This is a guest post from tech, business and professional development writer Luna Nikolai.

Following a hugely transformative two years, the recruitment industry is facing unprecedented times.

Large numbers of workers have either quit jobs or switched careers as a result of pandemic turmoil – and many more are still planning on doing so.

Now commonly labelled “The Great Resignation,” this wave of changes stands to create considerable cost implications to business owners.

In a previous article ‘How to Beat the Great Resignation’ we offered advice on how being open, honest and inclusive with your employees is crucial when managing staff retention. Whilst preventative action is important to build within the foundations of any business, the issue remains that we’re in the midst of a difficult situation, demanding the matching of shifting job expectations with suitable employees.

It’s also worth noting that a widespread lack of specialist skills and experience has only served to exacerbate recruitment difficulties.

According to a Hays Recruitment survey reported by The Guardian, more than three-quarters of employers (out of 22,700 surveyed) “experienced skill shortages in the last year.”

Of course this concern has a significant effect on recruiters as employers seek any and all viable solutions.

So how can you become a better recruitment negotiator in order to increase your client portfolio and placement figures?

Create a Comfortable Atmosphere.

Prior to any negotiation, all parties involved should feel comfortable. Accordingly, creating an atmosphere within which your prospect or client feels at ease is important. Being personable and finding common ground to discuss will establish a familiar footing before you push forward with what you wish to achieve from the meeting.
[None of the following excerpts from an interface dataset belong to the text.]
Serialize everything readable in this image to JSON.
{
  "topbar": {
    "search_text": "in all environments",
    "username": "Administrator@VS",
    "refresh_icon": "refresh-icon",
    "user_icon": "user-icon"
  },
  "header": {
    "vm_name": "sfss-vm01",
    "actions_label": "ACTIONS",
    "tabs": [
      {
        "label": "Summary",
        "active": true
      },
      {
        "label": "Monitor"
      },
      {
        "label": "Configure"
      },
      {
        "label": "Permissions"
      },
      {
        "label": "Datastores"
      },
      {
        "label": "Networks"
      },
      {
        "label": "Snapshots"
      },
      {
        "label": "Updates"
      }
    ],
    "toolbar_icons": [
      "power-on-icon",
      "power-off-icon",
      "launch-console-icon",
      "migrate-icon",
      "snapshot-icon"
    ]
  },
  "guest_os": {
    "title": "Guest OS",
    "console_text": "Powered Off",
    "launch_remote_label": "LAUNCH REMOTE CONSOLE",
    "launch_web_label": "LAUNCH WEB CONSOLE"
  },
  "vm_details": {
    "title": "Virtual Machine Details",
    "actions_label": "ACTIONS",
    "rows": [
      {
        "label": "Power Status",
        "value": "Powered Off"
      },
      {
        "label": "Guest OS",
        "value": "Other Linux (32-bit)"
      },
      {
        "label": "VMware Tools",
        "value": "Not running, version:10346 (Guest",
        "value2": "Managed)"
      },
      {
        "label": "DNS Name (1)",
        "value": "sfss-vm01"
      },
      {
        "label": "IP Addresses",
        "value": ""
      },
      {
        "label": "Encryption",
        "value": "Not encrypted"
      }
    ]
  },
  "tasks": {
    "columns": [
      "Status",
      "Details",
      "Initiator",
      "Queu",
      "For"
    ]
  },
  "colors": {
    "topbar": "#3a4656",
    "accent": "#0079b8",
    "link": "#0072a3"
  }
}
Presenting yourself as likeable will place you in good stead, and limit the risk of any friction should the negotiations become tricky.

Practice Tactical Empathy.
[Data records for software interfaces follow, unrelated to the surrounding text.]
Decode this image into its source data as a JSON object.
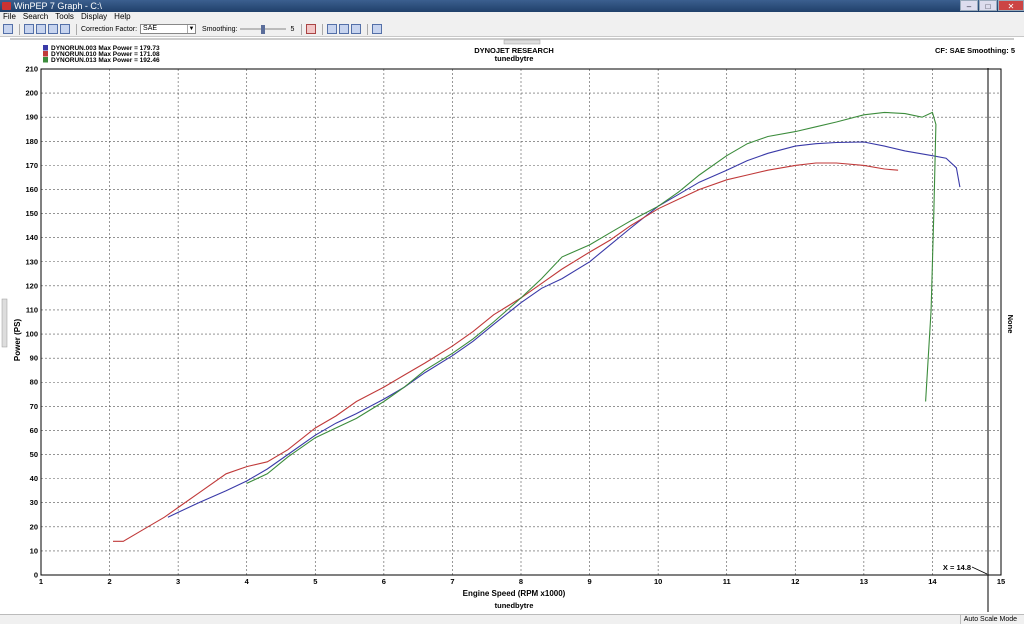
{
  "window": {
    "title": "WinPEP 7    Graph - C:\\",
    "buttons": {
      "minimize": "–",
      "maximize": "□",
      "close": "✕"
    }
  },
  "menu": [
    "File",
    "Search",
    "Tools",
    "Display",
    "Help"
  ],
  "toolbar": {
    "correction_label": "Correction Factor:",
    "correction_value": "SAE",
    "smoothing_label": "Smoothing:",
    "smoothing_value": "5",
    "smoothing_level": 5,
    "smoothing_max": 10
  },
  "graph": {
    "header_title": "DYNOJET RESEARCH",
    "header_subtitle": "tunedbytre",
    "cf_info": "CF: SAE  Smoothing: 5",
    "right_axis_label": "None",
    "cursor_readout": "X = 14.8",
    "footer_label": "tunedbytre"
  },
  "chart_data": {
    "type": "line",
    "xlabel": "Engine Speed (RPM x1000)",
    "ylabel": "Power (PS)",
    "xlim": [
      1,
      15
    ],
    "ylim": [
      0,
      210
    ],
    "xticks": [
      1,
      2,
      3,
      4,
      5,
      6,
      7,
      8,
      9,
      10,
      11,
      12,
      13,
      14,
      15
    ],
    "yticks": [
      0,
      10,
      20,
      30,
      40,
      50,
      60,
      70,
      80,
      90,
      100,
      110,
      120,
      130,
      140,
      150,
      160,
      170,
      180,
      190,
      200,
      210
    ],
    "grid": true,
    "legend_position": "top-left",
    "series": [
      {
        "name": "DYNORUN.003",
        "legend": "DYNORUN.003 Max Power = 179.73",
        "color": "#3a3aa8",
        "points": [
          [
            2.85,
            24
          ],
          [
            3,
            26
          ],
          [
            3.3,
            30
          ],
          [
            3.7,
            35
          ],
          [
            4,
            39
          ],
          [
            4.3,
            44
          ],
          [
            4.6,
            50
          ],
          [
            5,
            58
          ],
          [
            5.3,
            63
          ],
          [
            5.6,
            67
          ],
          [
            6,
            73
          ],
          [
            6.3,
            78
          ],
          [
            6.6,
            84
          ],
          [
            7,
            91
          ],
          [
            7.3,
            97
          ],
          [
            7.6,
            104
          ],
          [
            8,
            113
          ],
          [
            8.3,
            119
          ],
          [
            8.6,
            123
          ],
          [
            9,
            130
          ],
          [
            9.3,
            137
          ],
          [
            9.6,
            144
          ],
          [
            10,
            153
          ],
          [
            10.3,
            158
          ],
          [
            10.6,
            163
          ],
          [
            11,
            168
          ],
          [
            11.3,
            172
          ],
          [
            11.6,
            175
          ],
          [
            12,
            178
          ],
          [
            12.3,
            179
          ],
          [
            12.6,
            179.5
          ],
          [
            13,
            179.7
          ],
          [
            13.3,
            178
          ],
          [
            13.6,
            176
          ],
          [
            14,
            174
          ],
          [
            14.2,
            173
          ],
          [
            14.35,
            169
          ],
          [
            14.4,
            161
          ]
        ]
      },
      {
        "name": "DYNORUN.010",
        "legend": "DYNORUN.010 Max Power = 171.08",
        "color": "#c03a3a",
        "points": [
          [
            2.05,
            14
          ],
          [
            2.2,
            14
          ],
          [
            2.5,
            19
          ],
          [
            2.8,
            24
          ],
          [
            3,
            28
          ],
          [
            3.3,
            34
          ],
          [
            3.7,
            42
          ],
          [
            4,
            45
          ],
          [
            4.3,
            47
          ],
          [
            4.6,
            52
          ],
          [
            5,
            61
          ],
          [
            5.3,
            66
          ],
          [
            5.6,
            72
          ],
          [
            6,
            78
          ],
          [
            6.3,
            83
          ],
          [
            6.6,
            88
          ],
          [
            7,
            95
          ],
          [
            7.3,
            101
          ],
          [
            7.6,
            108
          ],
          [
            8,
            115
          ],
          [
            8.3,
            121
          ],
          [
            8.6,
            127
          ],
          [
            9,
            134
          ],
          [
            9.3,
            139
          ],
          [
            9.6,
            145
          ],
          [
            10,
            152
          ],
          [
            10.3,
            156
          ],
          [
            10.6,
            160
          ],
          [
            11,
            164
          ],
          [
            11.3,
            166
          ],
          [
            11.6,
            168
          ],
          [
            12,
            170
          ],
          [
            12.3,
            171
          ],
          [
            12.6,
            171
          ],
          [
            13,
            170
          ],
          [
            13.3,
            168.5
          ],
          [
            13.5,
            168
          ]
        ]
      },
      {
        "name": "DYNORUN.013",
        "legend": "DYNORUN.013 Max Power = 192.46",
        "color": "#3c8c3c",
        "points": [
          [
            4,
            38
          ],
          [
            4.3,
            42
          ],
          [
            4.6,
            49
          ],
          [
            5,
            57
          ],
          [
            5.3,
            61
          ],
          [
            5.6,
            65
          ],
          [
            6,
            72
          ],
          [
            6.3,
            78
          ],
          [
            6.6,
            85
          ],
          [
            7,
            92
          ],
          [
            7.3,
            98
          ],
          [
            7.6,
            105
          ],
          [
            8,
            115
          ],
          [
            8.3,
            123
          ],
          [
            8.6,
            132
          ],
          [
            9,
            137
          ],
          [
            9.3,
            142
          ],
          [
            9.6,
            147
          ],
          [
            10,
            153
          ],
          [
            10.3,
            159
          ],
          [
            10.6,
            166
          ],
          [
            11,
            174
          ],
          [
            11.3,
            179
          ],
          [
            11.6,
            182
          ],
          [
            12,
            184
          ],
          [
            12.3,
            186
          ],
          [
            12.6,
            188
          ],
          [
            13,
            191
          ],
          [
            13.3,
            192
          ],
          [
            13.6,
            191.5
          ],
          [
            13.85,
            190
          ],
          [
            14,
            192
          ],
          [
            14.05,
            187
          ],
          [
            14.02,
            150
          ],
          [
            13.98,
            110
          ],
          [
            13.9,
            72
          ]
        ]
      }
    ]
  }
}
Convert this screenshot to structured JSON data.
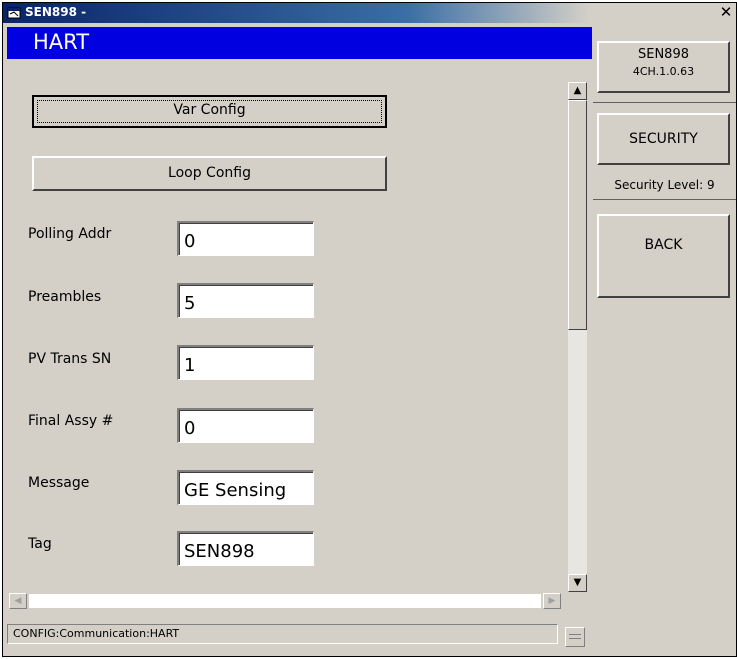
{
  "window": {
    "title": "SEN898 -",
    "close_glyph": "✕"
  },
  "header": {
    "title": "HART"
  },
  "buttons": {
    "var_config": "Var Config",
    "loop_config": "Loop Config"
  },
  "fields": [
    {
      "label": "Polling Addr",
      "value": "0"
    },
    {
      "label": "Preambles",
      "value": "5"
    },
    {
      "label": "PV Trans SN",
      "value": "1"
    },
    {
      "label": "Final Assy #",
      "value": "0"
    },
    {
      "label": "Message",
      "value": "GE Sensing"
    },
    {
      "label": "Tag",
      "value": "SEN898"
    }
  ],
  "sidebar": {
    "device_name": "SEN898",
    "version": "4CH.1.0.63",
    "security_button": "SECURITY",
    "security_level": "Security Level: 9",
    "back_button": "BACK"
  },
  "status": {
    "path": "CONFIG:Communication:HART"
  },
  "colors": {
    "header_blue": "#0000e0",
    "window_gray": "#d4d0c8",
    "title_blue": "#0a246a"
  },
  "icons": {
    "app_icon": "app-window-icon",
    "scroll_up": "scroll-up-arrow-icon",
    "scroll_down": "scroll-down-arrow-icon",
    "scroll_left": "scroll-left-arrow-icon",
    "scroll_right": "scroll-right-arrow-icon"
  }
}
Employing tactical empathy into your negotiation process serves to build good faith and create an upper footing over your negotiation partner. It involves a variety of skills to achieve positive outcomes and is widely used in many negotiation scenarios.

This strategy is ascribed to career negotiator Chris Voss, whose book ‘Never Split The Difference’ is detailed by Scribd as revolving largely around the use of tactical empathy in negotiation. Concentrating on feelings and emotions, it’s suggested that identifying any negative or positive emotion and reacting accordingly will help maintain control and trust (deactivating any negativity and magnifying any positivity). Reassurance that your intentions are to be as honest and open as possible should also be presented early on in negotiations. R

Recognise Expectations.

Imagining the negotiation course from both sides and fully understanding what your negotiation partners’ expectations might be are very beneficial thought processes to consider.

Placing yourself in the mind of the prospect is an idea we’re borrowing from the book ‘Getting More’ by Stuart Diamond. The general idea is that it’s very easy for a recruiter on the business-side to operate solely from a perceived perch of authority – forgetting to take into account what the candidate may hope to achieve.

With focus and attention drawn to what the other party wants, however, you can improve your chances of achieving a successful outcome.

Establish a Win-Win.

When building a business relationship that you want to see flourish, it’s essential that both sides achieve satisfaction following negotiations. In order to ensure that you reach an agreement that is mutually satisfying, you may have to pull back on applying too much pressure during the negotiation.

With this in mind, any financial discussions should be opened with figures different from what you’d settle for, so that you have room to “haggle” with clients or candidates. Even if some less favourable compromises have had to be reached, you still need to benefit from repeat business. You most certainly do not want them to leave, not wishing to pursue any further dealings with you. There are many strategies you can employ to obtain the best negotiation results, and we hope the few we’ve selected assist you in some way to achieving your recruiting goals.

Luna Nikolai is a business school student who dreams of launching her own business in the near future.

In the meantime, she is working part time and writing in a freelance capacity on a range of business, education, and professional development topics.